Canadians heading into retirement have much to learn from extreme sports enthusiasts, says a University of Calgary researcher who has spent decades studying what people do in their free time.
Sociology professor Robert Stebbins says the key to a great retirement is developing
a serious leisure activity-not necessarily sports-related-that brings with it
the same sense of accomplishment experienced by many extreme athletes.
"Most people think of leisure as trivial," he says. "They don’t
realize how intensely meaningful and fulfilling these activities can be."
His research has found a major difference between casual leisure-watching TV,
going out for coffee-and serious leisure, which involves becoming a kind of
expert on a topic through reading, practice or even volunteer work.
While casual leisure can be important to develop and maintain social contacts,
he says serious leisure is what brings rewards-and the extreme athletes show
just how much.
Stebbins has just published the results of a three-year study funded by the
Social Sciences and Humanities Research Council of Canada in a new book called
m>Challenging Mountain Nature.
By examining the mountain climbing, snowboarding and kayaking communities found
near Canmore, Alberta, Stebbins discovered that people in extreme sports aren’t
the adrenaline junkies we assume them to be.
They are simply people who take their leisure time very seriously, he says,
putting a lot of time and effort into doing something they very much enjoy.
In a nutshell, extreme sports give the people who are involved in them extreme
pleasure, says Stebbins. And that pleasure-which can be found in any serious
leisure activity-can help offset the loss of identity-and resulting depression-that
sometimes accompanies retirement.
It requires perseverance and commitment to tackle a serious leisure pursuit,
he says, but the return in time and effort is incredible.
"It’s a sense of realizing one’s own capacity," Stebbins explains.

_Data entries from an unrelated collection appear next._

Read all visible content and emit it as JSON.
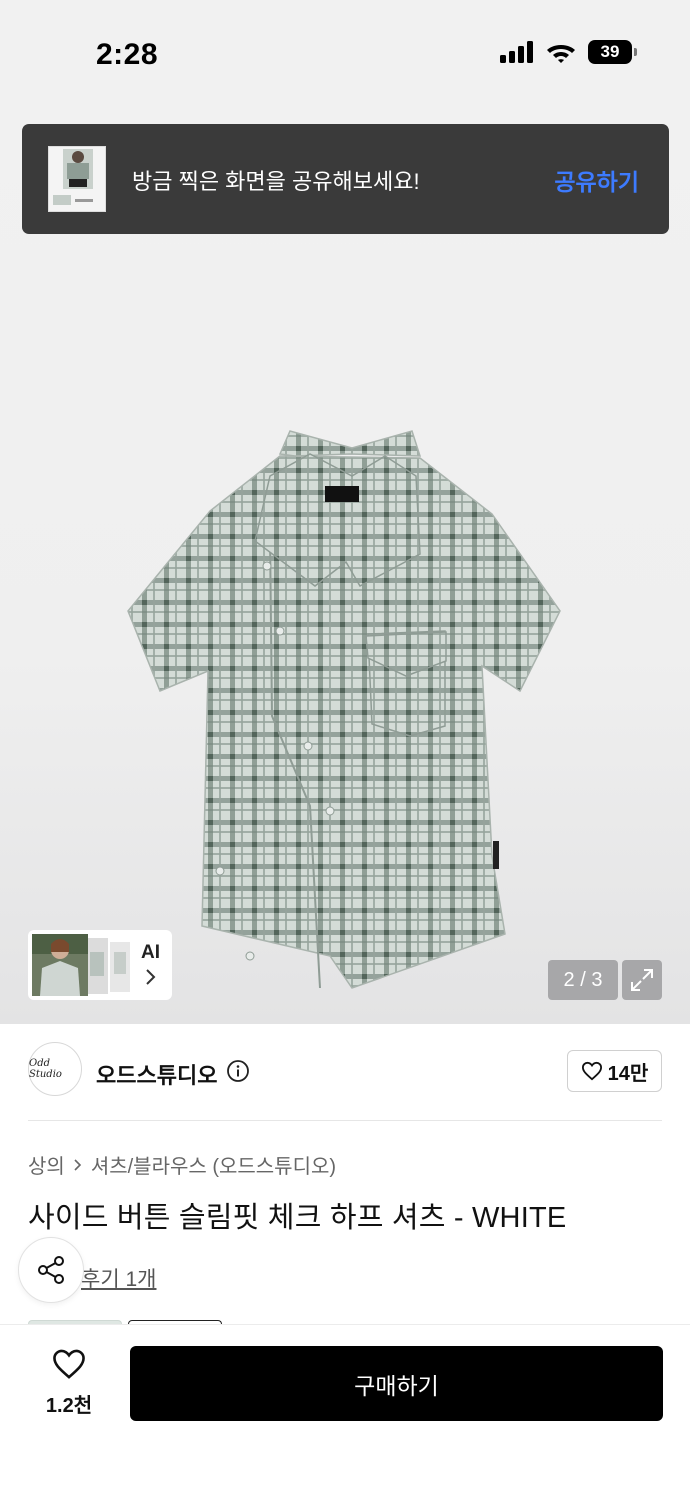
{
  "status_bar": {
    "time": "2:28",
    "battery": "39"
  },
  "share_banner": {
    "text": "방금 찍은 화면을 공유해보세요!",
    "action": "공유하기"
  },
  "gallery": {
    "ai_label": "AI",
    "counter": "2 / 3"
  },
  "brand": {
    "name": "오드스튜디오",
    "logo_text": "Odd Studio",
    "likes": "14만"
  },
  "breadcrumb": {
    "category": "상의",
    "subcategory": "셔츠/블라우스 (오드스튜디오)"
  },
  "product": {
    "title": "사이드 버튼 슬림핏 체크 하프 셔츠 - WHITE",
    "review": "후기 1개"
  },
  "bottom_bar": {
    "wish_count": "1.2천",
    "buy_label": "구매하기"
  },
  "colors": {
    "accent_link": "#3d7bff",
    "buy_button": "#000000",
    "banner_bg": "#3a3a3a"
  },
  "icons": [
    "signal-icon",
    "wifi-icon",
    "battery-icon",
    "chevron-right-icon",
    "expand-icon",
    "info-icon",
    "heart-icon",
    "share-icon"
  ]
}
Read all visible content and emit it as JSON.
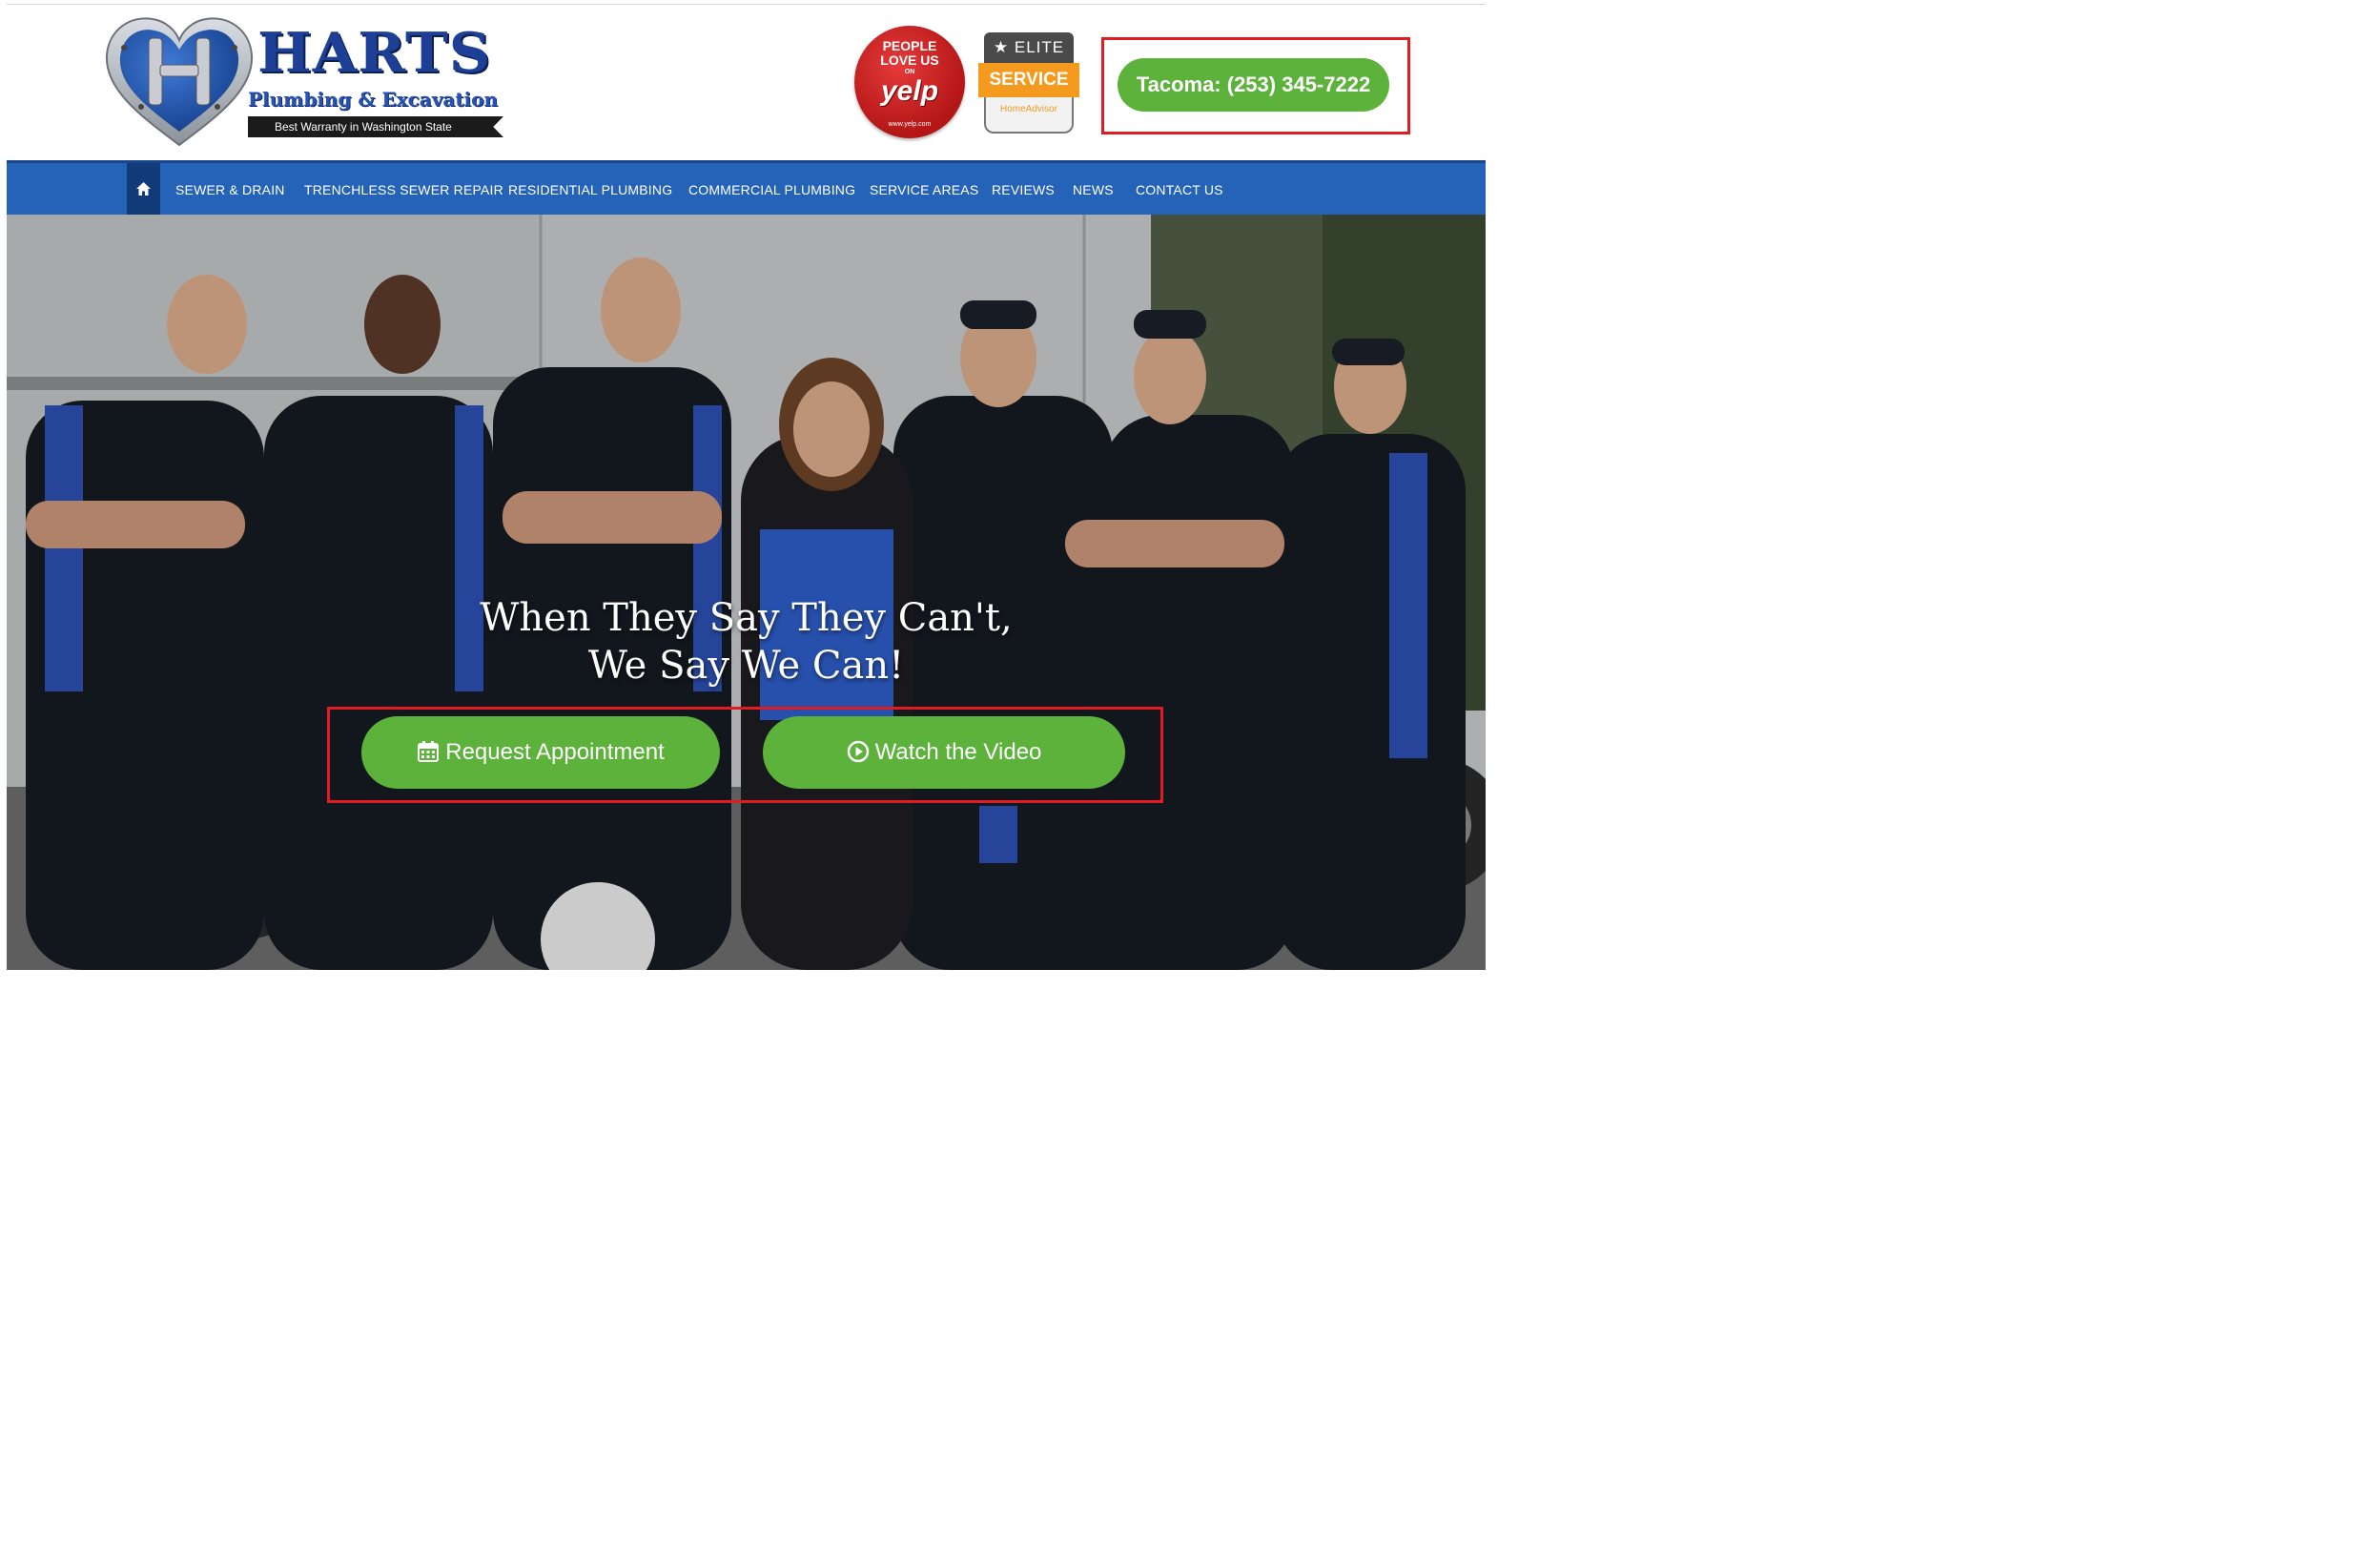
{
  "header": {
    "logo": {
      "title": "HARTS",
      "subtitle": "Plumbing & Excavation",
      "tagline": "Best Warranty in Washington State"
    },
    "badges": {
      "yelp": {
        "line1": "PEOPLE",
        "line2": "LOVE US",
        "on": "ON",
        "brand": "yelp",
        "url": "www.yelp.com"
      },
      "elite": {
        "top": "ELITE",
        "middle": "SERVICE",
        "bottom": "HomeAdvisor"
      }
    },
    "phone_button": "Tacoma: (253) 345-7222"
  },
  "nav": {
    "items": [
      "SEWER & DRAIN",
      "TRENCHLESS SEWER REPAIR",
      "RESIDENTIAL PLUMBING",
      "COMMERCIAL PLUMBING",
      "SERVICE AREAS",
      "REVIEWS",
      "NEWS",
      "CONTACT US"
    ]
  },
  "hero": {
    "headline_line1": "When They Say They Can't,",
    "headline_line2": "We Say We Can!",
    "cta_appointment": "Request Appointment",
    "cta_video": "Watch the Video"
  },
  "colors": {
    "nav_blue": "#2563b8",
    "nav_home_dark": "#113a78",
    "cta_green": "#5cb23a",
    "highlight_red": "#e11b22",
    "logo_blue": "#1d3f96"
  },
  "icons": [
    "home-icon",
    "calendar-icon",
    "play-circle-icon",
    "heart-logo-icon"
  ]
}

"And you just can’t get that kind of fulfillment from sitting in a park
and watching the people go by."
For more information about SSHRC-supported research, visit the Council’s website
– News Canada